Malta has long been a staple in the investment migration industry. Boasting a Citizenship by Investment Program (MEIN) and a permanent Residency by Investment Program (MPRP), it offers everything an investor migrant may need.
However, the MEIN and MPRP are vastly different in terms of requirements, benefits, and responsibilities, so it is crucial that anyone considering obtaining a global mobility asset in Malta understands the nuanced variances between both programs.
Citizenship vs Permanent Residency
Both citizenship and permanent residency refer to a person’s legal status within the country.
In essence, a citizen is free to do whatever they want in the country as long as it remains within the boundaries of the law. Citizenship is a perpetual status that isn’t linked to any certain activity or factor.
On the other hand, permanent residents get all the rights of citizens except for political ones such as voting or running for office. Also, permanent residency is linked to a specific factor which could be physical residence, an investment, or otherwise.
MEIN vs MPRP
Both MEIN and MPRP are streamlined ways of obtaining legal status in Malta, be it citizenship or residence, and both have similar requirements. An applicant must:
- Have a clean criminal record
- Make a qualifying investment
- Maintain an address for a specific period of time
And that is where the similarities end.
The MEIN and MPRP both have efficient processes, but the overall wait time until you receive your final status varies.
Starting with the MPRP, the process is simple, requiring you to collect your documents, make the investments, and submit an application. The average wait time until you receive your permanent residency under the MPRP is between 3-6 months.
The MEIN takes longer, depending on your investment amount. The process for the MEIN is similar to the MPRP, but before you are approved, you will have to wait for one or three years.

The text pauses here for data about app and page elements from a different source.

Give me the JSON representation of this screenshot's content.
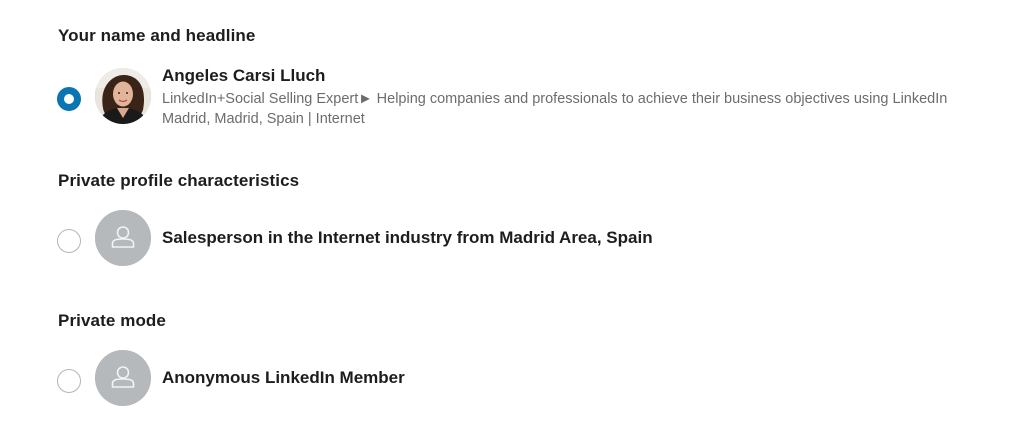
{
  "sections": [
    {
      "title": "Your name and headline",
      "option": {
        "selected": true,
        "name": "Angeles Carsi Lluch",
        "headline": "LinkedIn+Social Selling Expert► Helping companies and professionals to achieve their business objectives using LinkedIn",
        "location": "Madrid, Madrid, Spain | Internet",
        "avatar": "profile-photo"
      }
    },
    {
      "title": "Private profile characteristics",
      "option": {
        "selected": false,
        "name": "Salesperson in the Internet industry from Madrid Area, Spain",
        "avatar": "person-silhouette-icon"
      }
    },
    {
      "title": "Private mode",
      "option": {
        "selected": false,
        "name": "Anonymous LinkedIn Member",
        "avatar": "person-silhouette-icon"
      }
    }
  ],
  "colors": {
    "radio_selected": "#0a75b3",
    "radio_border": "#b3b6b9",
    "avatar_placeholder": "#b6b9bc",
    "secondary_text": "#6a6d70"
  }
}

This makes the MPRP faster in terms of getting your final status, but if a person wanted to obtain citizenship through naturalisation (living in Malta) while on a permanent residency, then they would have to live as a tax resident for seven continuous years.
Hence, while the MPRP is faster for gaining legal status in Malta, the MEIN is much faster in its route to Maltese citizenship.
The costs for the MEIN depend on how long an investor wants to wait until they obtain their citizenship, that breakdown is as follows:
One year till naturalisation: €750,000, OR
Three years till naturalisation: €600,000
- Real Estate:
Purchasing real estate for €700,000, OR
Renting real estate for €16,000
- Donation of €10,000 to a pre-determined, approved NGO
The overall cost would come to about €690,000.
The MPRP, on the other hand, is one of the most affordable investment migration programs in the world, requiring a total initial outlay of just €110,000 as follows:
- Real estate investment:
- An investment in real estate in the amount of €300,000 in the South of Malta/Gozo or €350,000 in the rest of Malta; OR
- Renting a property for a minimum of €10,000 annually in the South of Malta/Gozo or €12,000 in the rest of Malta
- A government contribution of €28,000 if purchasing a property or €58,000 Euro if leasing a property
- An administrative fee of €40,000
- A donation of €2,000 to an NGO
In terms of initial cost, the MPRP is much more affordable, nearly 85% less than that of the MEIN. However, if citizenship is the ultimate goal, then the cost-to-citizenship isn’t very different.
The benefits of the MEIN and MPRP within Malta are very similar. Both citizens and permanent residents have the right to work, study, access state healthcare, access legal procedures, and much more. The only main difference within Malta are political rights such as voting and running for office.
Also, as EU citizens, Maltese passport holders have the right to reside, work, and study anywhere they want within the EU, adding another layer of benefits that the MPRP lacks.
Two Great Programs
The MPRP is faster and more affordable, but if a person is looking to obtain citizenship, then the MEIN is the better option.
Choosing between the two programs comes down to each investor’s personal objectives, needs, and budget.
At Savory & Partners, we can help you do just that, as we will look into the specifics of your case and provide you with the ultimate solution.
All you need to do to start your journey is to contact us today and book a comprehensive consultation with one of our experts.
We are available on every channel convenient for you.